Work instructions
The answer must be an exact copy of every record below.

Interface dataset entries
_____

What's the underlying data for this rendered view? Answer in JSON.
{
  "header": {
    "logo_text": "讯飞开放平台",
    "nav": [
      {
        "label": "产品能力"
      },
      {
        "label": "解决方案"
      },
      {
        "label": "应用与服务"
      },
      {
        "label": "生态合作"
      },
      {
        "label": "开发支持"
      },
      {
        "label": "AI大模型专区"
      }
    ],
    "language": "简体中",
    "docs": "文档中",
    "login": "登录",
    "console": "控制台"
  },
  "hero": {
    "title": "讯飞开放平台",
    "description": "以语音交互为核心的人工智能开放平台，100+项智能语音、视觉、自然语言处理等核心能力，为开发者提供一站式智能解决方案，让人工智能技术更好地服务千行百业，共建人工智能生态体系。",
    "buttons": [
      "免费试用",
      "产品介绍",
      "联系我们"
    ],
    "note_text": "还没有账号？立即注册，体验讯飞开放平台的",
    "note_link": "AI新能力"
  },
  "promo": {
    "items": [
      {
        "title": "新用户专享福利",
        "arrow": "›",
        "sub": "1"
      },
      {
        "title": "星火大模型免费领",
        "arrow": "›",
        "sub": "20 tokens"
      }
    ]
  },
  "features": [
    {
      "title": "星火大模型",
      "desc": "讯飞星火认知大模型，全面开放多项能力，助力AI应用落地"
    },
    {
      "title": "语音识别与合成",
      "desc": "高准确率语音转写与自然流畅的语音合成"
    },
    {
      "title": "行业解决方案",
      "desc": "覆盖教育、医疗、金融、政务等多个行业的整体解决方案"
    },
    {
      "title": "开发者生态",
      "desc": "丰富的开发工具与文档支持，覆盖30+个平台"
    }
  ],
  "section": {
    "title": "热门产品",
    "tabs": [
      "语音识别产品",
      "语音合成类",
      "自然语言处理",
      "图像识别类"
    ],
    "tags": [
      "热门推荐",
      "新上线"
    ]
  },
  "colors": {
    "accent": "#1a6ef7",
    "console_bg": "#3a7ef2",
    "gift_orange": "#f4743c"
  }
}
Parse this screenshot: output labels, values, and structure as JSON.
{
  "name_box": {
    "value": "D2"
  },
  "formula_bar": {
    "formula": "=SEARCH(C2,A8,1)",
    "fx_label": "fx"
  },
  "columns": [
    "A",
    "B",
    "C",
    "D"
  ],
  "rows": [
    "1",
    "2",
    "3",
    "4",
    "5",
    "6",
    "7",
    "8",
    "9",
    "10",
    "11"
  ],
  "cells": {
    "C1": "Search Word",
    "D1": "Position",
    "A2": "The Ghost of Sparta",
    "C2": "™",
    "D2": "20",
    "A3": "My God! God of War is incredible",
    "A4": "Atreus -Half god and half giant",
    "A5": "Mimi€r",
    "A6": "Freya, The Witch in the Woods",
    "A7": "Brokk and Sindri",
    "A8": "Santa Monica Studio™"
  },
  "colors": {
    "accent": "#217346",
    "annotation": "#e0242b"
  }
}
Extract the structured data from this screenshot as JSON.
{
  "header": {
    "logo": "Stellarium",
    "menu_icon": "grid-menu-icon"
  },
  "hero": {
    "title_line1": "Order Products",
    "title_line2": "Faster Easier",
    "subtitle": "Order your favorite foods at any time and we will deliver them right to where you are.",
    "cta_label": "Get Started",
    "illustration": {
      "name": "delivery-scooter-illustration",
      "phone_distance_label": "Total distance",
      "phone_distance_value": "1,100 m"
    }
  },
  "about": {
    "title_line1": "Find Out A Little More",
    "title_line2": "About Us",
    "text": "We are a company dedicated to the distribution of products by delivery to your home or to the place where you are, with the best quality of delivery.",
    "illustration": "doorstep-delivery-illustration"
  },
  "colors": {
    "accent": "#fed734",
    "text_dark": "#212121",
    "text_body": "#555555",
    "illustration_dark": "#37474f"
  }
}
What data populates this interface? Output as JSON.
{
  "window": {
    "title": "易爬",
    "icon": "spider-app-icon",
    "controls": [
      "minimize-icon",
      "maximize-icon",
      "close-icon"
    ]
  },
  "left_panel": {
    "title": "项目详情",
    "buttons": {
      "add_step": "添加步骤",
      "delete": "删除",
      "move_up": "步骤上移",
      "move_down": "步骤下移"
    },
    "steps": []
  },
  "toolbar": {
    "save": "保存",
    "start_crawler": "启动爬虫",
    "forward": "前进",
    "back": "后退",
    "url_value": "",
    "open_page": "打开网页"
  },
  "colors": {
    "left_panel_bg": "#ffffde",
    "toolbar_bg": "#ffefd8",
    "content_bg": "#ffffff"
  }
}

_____

Result for this exercise
What's the underlying data for this rendered view? Answer in JSON.
{
  "header": {
    "logo_text": "讯飞开放平台",
    "nav": [
      {
        "label": "产品能力"
      },
      {
        "label": "解决方案"
      },
      {
        "label": "应用与服务"
      },
      {
        "label": "生态合作"
      },
      {
        "label": "开发支持"
      },
      {
        "label": "AI大模型专区"
      }
    ],
    "language": "简体中",
    "docs": "文档中",
    "login": "登录",
    "console": "控制台"
  },
  "hero": {
    "title": "讯飞开放平台",
    "description": "以语音交互为核心的人工智能开放平台，100+项智能语音、视觉、自然语言处理等核心能力，为开发者提供一站式智能解决方案，让人工智能技术更好地服务千行百业，共建人工智能生态体系。",
    "buttons": [
      "免费试用",
      "产品介绍",
      "联系我们"
    ],
    "note_text": "还没有账号？立即注册，体验讯飞开放平台的",
    "note_link": "AI新能力"
  },
  "promo": {
    "items": [
      {
        "title": "新用户专享福利",
        "arrow": "›",
        "sub": "1"
      },
      {
        "title": "星火大模型免费领",
        "arrow": "›",
        "sub": "20 tokens"
      }
    ]
  },
  "features": [
    {
      "title": "星火大模型",
      "desc": "讯飞星火认知大模型，全面开放多项能力，助力AI应用落地"
    },
    {
      "title": "语音识别与合成",
      "desc": "高准确率语音转写与自然流畅的语音合成"
    },
    {
      "title": "行业解决方案",
      "desc": "覆盖教育、医疗、金融、政务等多个行业的整体解决方案"
    },
    {
      "title": "开发者生态",
      "desc": "丰富的开发工具与文档支持，覆盖30+个平台"
    }
  ],
  "section": {
    "title": "热门产品",
    "tabs": [
      "语音识别产品",
      "语音合成类",
      "自然语言处理",
      "图像识别类"
    ],
    "tags": [
      "热门推荐",
      "新上线"
    ]
  },
  "colors": {
    "accent": "#1a6ef7",
    "console_bg": "#3a7ef2",
    "gift_orange": "#f4743c"
  }
}
Parse this screenshot: output labels, values, and structure as JSON.
{
  "name_box": {
    "value": "D2"
  },
  "formula_bar": {
    "formula": "=SEARCH(C2,A8,1)",
    "fx_label": "fx"
  },
  "columns": [
    "A",
    "B",
    "C",
    "D"
  ],
  "rows": [
    "1",
    "2",
    "3",
    "4",
    "5",
    "6",
    "7",
    "8",
    "9",
    "10",
    "11"
  ],
  "cells": {
    "C1": "Search Word",
    "D1": "Position",
    "A2": "The Ghost of Sparta",
    "C2": "™",
    "D2": "20",
    "A3": "My God! God of War is incredible",
    "A4": "Atreus -Half god and half giant",
    "A5": "Mimi€r",
    "A6": "Freya, The Witch in the Woods",
    "A7": "Brokk and Sindri",
    "A8": "Santa Monica Studio™"
  },
  "colors": {
    "accent": "#217346",
    "annotation": "#e0242b"
  }
}
Extract the structured data from this screenshot as JSON.
{
  "header": {
    "logo": "Stellarium",
    "menu_icon": "grid-menu-icon"
  },
  "hero": {
    "title_line1": "Order Products",
    "title_line2": "Faster Easier",
    "subtitle": "Order your favorite foods at any time and we will deliver them right to where you are.",
    "cta_label": "Get Started",
    "illustration": {
      "name": "delivery-scooter-illustration",
      "phone_distance_label": "Total distance",
      "phone_distance_value": "1,100 m"
    }
  },
  "about": {
    "title_line1": "Find Out A Little More",
    "title_line2": "About Us",
    "text": "We are a company dedicated to the distribution of products by delivery to your home or to the place where you are, with the best quality of delivery.",
    "illustration": "doorstep-delivery-illustration"
  },
  "colors": {
    "accent": "#fed734",
    "text_dark": "#212121",
    "text_body": "#555555",
    "illustration_dark": "#37474f"
  }
}
What data populates this interface? Output as JSON.
{
  "window": {
    "title": "易爬",
    "icon": "spider-app-icon",
    "controls": [
      "minimize-icon",
      "maximize-icon",
      "close-icon"
    ]
  },
  "left_panel": {
    "title": "项目详情",
    "buttons": {
      "add_step": "添加步骤",
      "delete": "删除",
      "move_up": "步骤上移",
      "move_down": "步骤下移"
    },
    "steps": []
  },
  "toolbar": {
    "save": "保存",
    "start_crawler": "启动爬虫",
    "forward": "前进",
    "back": "后退",
    "url_value": "",
    "open_page": "打开网页"
  },
  "colors": {
    "left_panel_bg": "#ffffde",
    "toolbar_bg": "#ffefd8",
    "content_bg": "#ffffff"
  }
}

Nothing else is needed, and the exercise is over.